TASK TO CARRY OUT |
Each entry below should be returned exactly as is, with the pictures removed.

(Stored data entries)
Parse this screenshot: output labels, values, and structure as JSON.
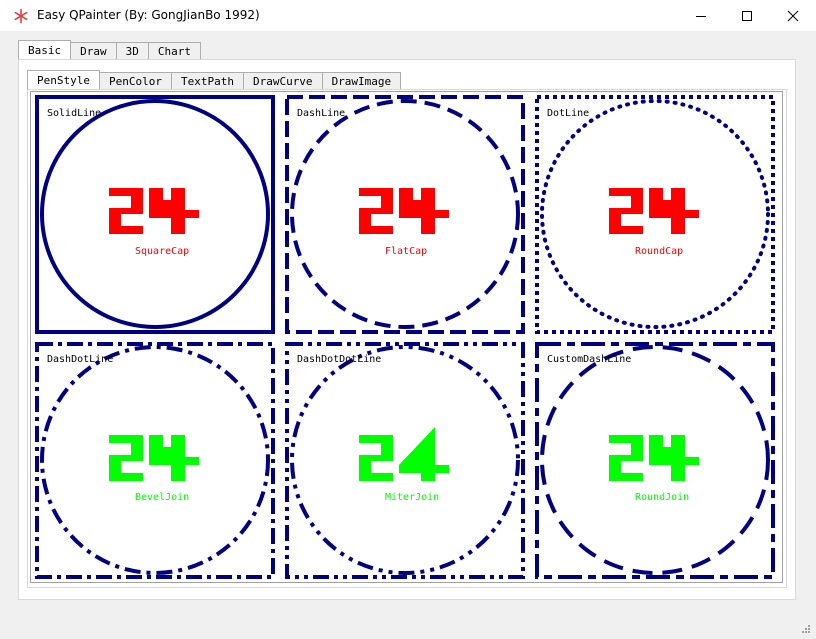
{
  "window": {
    "title": "Easy QPainter (By: GongJianBo 1992)",
    "icon": "snowflake-icon",
    "controls": [
      "minimize-icon",
      "maximize-icon",
      "close-icon"
    ]
  },
  "main_tabs": [
    {
      "label": "Basic",
      "active": true
    },
    {
      "label": "Draw",
      "active": false
    },
    {
      "label": "3D",
      "active": false
    },
    {
      "label": "Chart",
      "active": false
    }
  ],
  "sub_tabs": [
    {
      "label": "PenStyle",
      "active": true
    },
    {
      "label": "PenColor",
      "active": false
    },
    {
      "label": "TextPath",
      "active": false
    },
    {
      "label": "DrawCurve",
      "active": false
    },
    {
      "label": "DrawImage",
      "active": false
    }
  ],
  "colors": {
    "stroke": "#000080",
    "red_text": "#ff0000",
    "green_text": "#00ff00"
  },
  "cells": [
    {
      "pen_style": "SolidLine",
      "glyph": "24",
      "label": "SquareCap",
      "color": "red"
    },
    {
      "pen_style": "DashLine",
      "glyph": "24",
      "label": "FlatCap",
      "color": "red"
    },
    {
      "pen_style": "DotLine",
      "glyph": "24",
      "label": "RoundCap",
      "color": "red"
    },
    {
      "pen_style": "DashDotLine",
      "glyph": "24",
      "label": "BevelJoin",
      "color": "green"
    },
    {
      "pen_style": "DashDotDotLine",
      "glyph": "24",
      "label": "MiterJoin",
      "color": "green"
    },
    {
      "pen_style": "CustomDashLine",
      "glyph": "24",
      "label": "RoundJoin",
      "color": "green"
    }
  ]
}
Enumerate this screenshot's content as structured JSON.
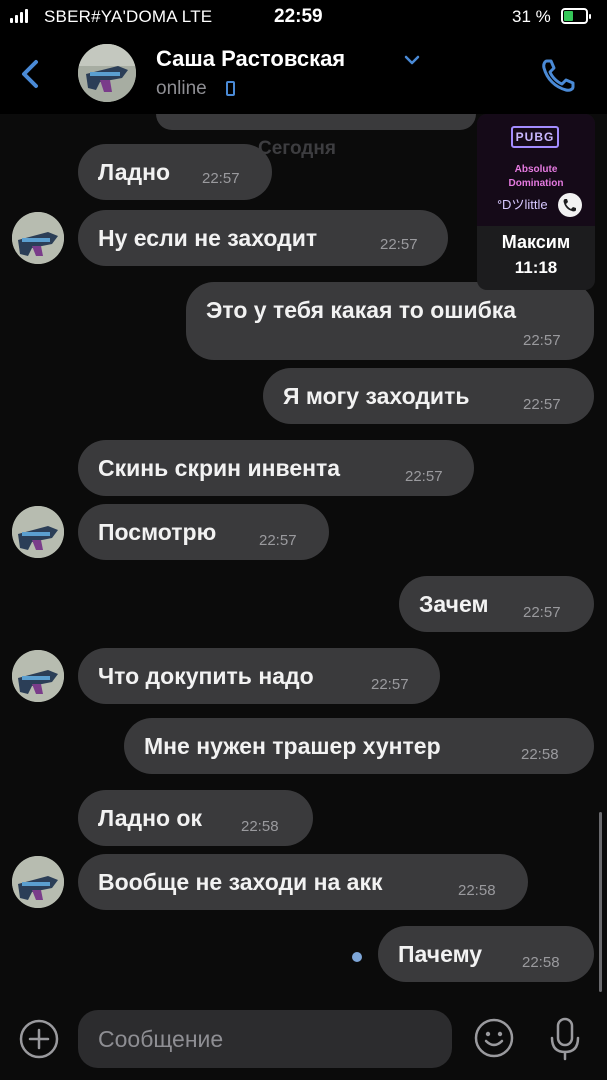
{
  "status_bar": {
    "carrier": "SBER#YA'DOMA  LTE",
    "time": "22:59",
    "battery": "31 %"
  },
  "header": {
    "contact_name": "Саша Растовская",
    "status": "online"
  },
  "chat": {
    "date_separator": "Сегодня",
    "messages": [
      {
        "text": "Ладно",
        "time": "22:57",
        "direction": "in"
      },
      {
        "text": "Ну если не заходит",
        "time": "22:57",
        "direction": "in"
      },
      {
        "text": "Это у тебя какая то ошибка",
        "time": "22:57",
        "direction": "out"
      },
      {
        "text": "Я могу заходить",
        "time": "22:57",
        "direction": "out"
      },
      {
        "text": "Скинь скрин инвента",
        "time": "22:57",
        "direction": "in"
      },
      {
        "text": "Посмотрю",
        "time": "22:57",
        "direction": "in"
      },
      {
        "text": "Зачем",
        "time": "22:57",
        "direction": "out"
      },
      {
        "text": "Что докупить надо",
        "time": "22:57",
        "direction": "in"
      },
      {
        "text": "Мне нужен трашер хунтер",
        "time": "22:58",
        "direction": "out"
      },
      {
        "text": "Ладно ок",
        "time": "22:58",
        "direction": "in"
      },
      {
        "text": "Вообще не заходи на акк",
        "time": "22:58",
        "direction": "in"
      },
      {
        "text": "Пачему",
        "time": "22:58",
        "direction": "out"
      }
    ]
  },
  "call_pip": {
    "logo": "PUBG",
    "art_line1": "Absolute",
    "art_line2": "Domination",
    "art_line3": "ᐤDツlittle",
    "caller": "Максим",
    "duration": "11:18"
  },
  "composer": {
    "placeholder": "Сообщение"
  },
  "colors": {
    "accent": "#4a8ad6",
    "bubble": "#3a3a3c",
    "background": "#0b0b0b"
  }
}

THE ANSWER |
Parse this screenshot: output labels, values, and structure as JSON.
{
  "window": {
    "title": "Easy QPainter (By: GongJianBo 1992)",
    "icon": "snowflake-icon",
    "controls": [
      "minimize-icon",
      "maximize-icon",
      "close-icon"
    ]
  },
  "main_tabs": [
    {
      "label": "Basic",
      "active": true
    },
    {
      "label": "Draw",
      "active": false
    },
    {
      "label": "3D",
      "active": false
    },
    {
      "label": "Chart",
      "active": false
    }
  ],
  "sub_tabs": [
    {
      "label": "PenStyle",
      "active": true
    },
    {
      "label": "PenColor",
      "active": false
    },
    {
      "label": "TextPath",
      "active": false
    },
    {
      "label": "DrawCurve",
      "active": false
    },
    {
      "label": "DrawImage",
      "active": false
    }
  ],
  "colors": {
    "stroke": "#000080",
    "red_text": "#ff0000",
    "green_text": "#00ff00"
  },
  "cells": [
    {
      "pen_style": "SolidLine",
      "glyph": "24",
      "label": "SquareCap",
      "color": "red"
    },
    {
      "pen_style": "DashLine",
      "glyph": "24",
      "label": "FlatCap",
      "color": "red"
    },
    {
      "pen_style": "DotLine",
      "glyph": "24",
      "label": "RoundCap",
      "color": "red"
    },
    {
      "pen_style": "DashDotLine",
      "glyph": "24",
      "label": "BevelJoin",
      "color": "green"
    },
    {
      "pen_style": "DashDotDotLine",
      "glyph": "24",
      "label": "MiterJoin",
      "color": "green"
    },
    {
      "pen_style": "CustomDashLine",
      "glyph": "24",
      "label": "RoundJoin",
      "color": "green"
    }
  ]
}
Enumerate this screenshot's content as structured JSON.
{
  "status_bar": {
    "carrier": "SBER#YA'DOMA  LTE",
    "time": "22:59",
    "battery": "31 %"
  },
  "header": {
    "contact_name": "Саша Растовская",
    "status": "online"
  },
  "chat": {
    "date_separator": "Сегодня",
    "messages": [
      {
        "text": "Ладно",
        "time": "22:57",
        "direction": "in"
      },
      {
        "text": "Ну если не заходит",
        "time": "22:57",
        "direction": "in"
      },
      {
        "text": "Это у тебя какая то ошибка",
        "time": "22:57",
        "direction": "out"
      },
      {
        "text": "Я могу заходить",
        "time": "22:57",
        "direction": "out"
      },
      {
        "text": "Скинь скрин инвента",
        "time": "22:57",
        "direction": "in"
      },
      {
        "text": "Посмотрю",
        "time": "22:57",
        "direction": "in"
      },
      {
        "text": "Зачем",
        "time": "22:57",
        "direction": "out"
      },
      {
        "text": "Что докупить надо",
        "time": "22:57",
        "direction": "in"
      },
      {
        "text": "Мне нужен трашер хунтер",
        "time": "22:58",
        "direction": "out"
      },
      {
        "text": "Ладно ок",
        "time": "22:58",
        "direction": "in"
      },
      {
        "text": "Вообще не заходи на акк",
        "time": "22:58",
        "direction": "in"
      },
      {
        "text": "Пачему",
        "time": "22:58",
        "direction": "out"
      }
    ]
  },
  "call_pip": {
    "logo": "PUBG",
    "art_line1": "Absolute",
    "art_line2": "Domination",
    "art_line3": "ᐤDツlittle",
    "caller": "Максим",
    "duration": "11:18"
  },
  "composer": {
    "placeholder": "Сообщение"
  },
  "colors": {
    "accent": "#4a8ad6",
    "bubble": "#3a3a3c",
    "background": "#0b0b0b"
  }
}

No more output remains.